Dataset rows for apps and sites
------------------------------------------------
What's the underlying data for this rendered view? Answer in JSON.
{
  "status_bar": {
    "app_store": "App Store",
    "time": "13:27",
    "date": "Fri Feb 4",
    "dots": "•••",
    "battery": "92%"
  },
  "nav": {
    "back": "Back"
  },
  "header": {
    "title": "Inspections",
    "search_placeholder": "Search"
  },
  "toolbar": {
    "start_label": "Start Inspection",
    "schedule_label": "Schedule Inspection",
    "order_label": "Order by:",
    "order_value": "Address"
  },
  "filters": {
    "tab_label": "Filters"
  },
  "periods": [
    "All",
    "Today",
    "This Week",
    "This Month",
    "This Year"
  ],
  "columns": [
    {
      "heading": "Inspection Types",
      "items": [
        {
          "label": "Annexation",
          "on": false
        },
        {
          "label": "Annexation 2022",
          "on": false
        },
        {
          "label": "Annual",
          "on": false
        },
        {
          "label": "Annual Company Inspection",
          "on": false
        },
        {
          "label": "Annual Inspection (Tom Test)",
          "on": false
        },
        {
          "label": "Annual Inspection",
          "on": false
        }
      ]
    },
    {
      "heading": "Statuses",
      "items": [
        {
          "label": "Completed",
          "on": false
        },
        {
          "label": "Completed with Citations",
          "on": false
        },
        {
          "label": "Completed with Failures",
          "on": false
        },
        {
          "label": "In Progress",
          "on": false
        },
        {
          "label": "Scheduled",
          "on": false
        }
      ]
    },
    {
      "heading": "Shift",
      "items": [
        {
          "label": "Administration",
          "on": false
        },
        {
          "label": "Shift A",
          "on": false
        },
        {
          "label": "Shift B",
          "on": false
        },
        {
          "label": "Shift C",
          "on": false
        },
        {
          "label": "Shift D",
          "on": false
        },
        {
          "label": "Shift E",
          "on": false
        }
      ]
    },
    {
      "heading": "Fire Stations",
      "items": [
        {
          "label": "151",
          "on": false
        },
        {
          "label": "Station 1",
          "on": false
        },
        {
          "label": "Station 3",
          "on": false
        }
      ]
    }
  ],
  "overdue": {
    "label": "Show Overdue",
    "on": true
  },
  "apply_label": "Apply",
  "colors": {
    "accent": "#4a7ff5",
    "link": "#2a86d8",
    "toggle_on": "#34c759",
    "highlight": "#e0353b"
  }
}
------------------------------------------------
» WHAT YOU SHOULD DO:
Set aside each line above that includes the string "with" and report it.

» WRITTEN SOLUTION:
          "label": "Completed with Citations",
          "label": "Completed with Failures",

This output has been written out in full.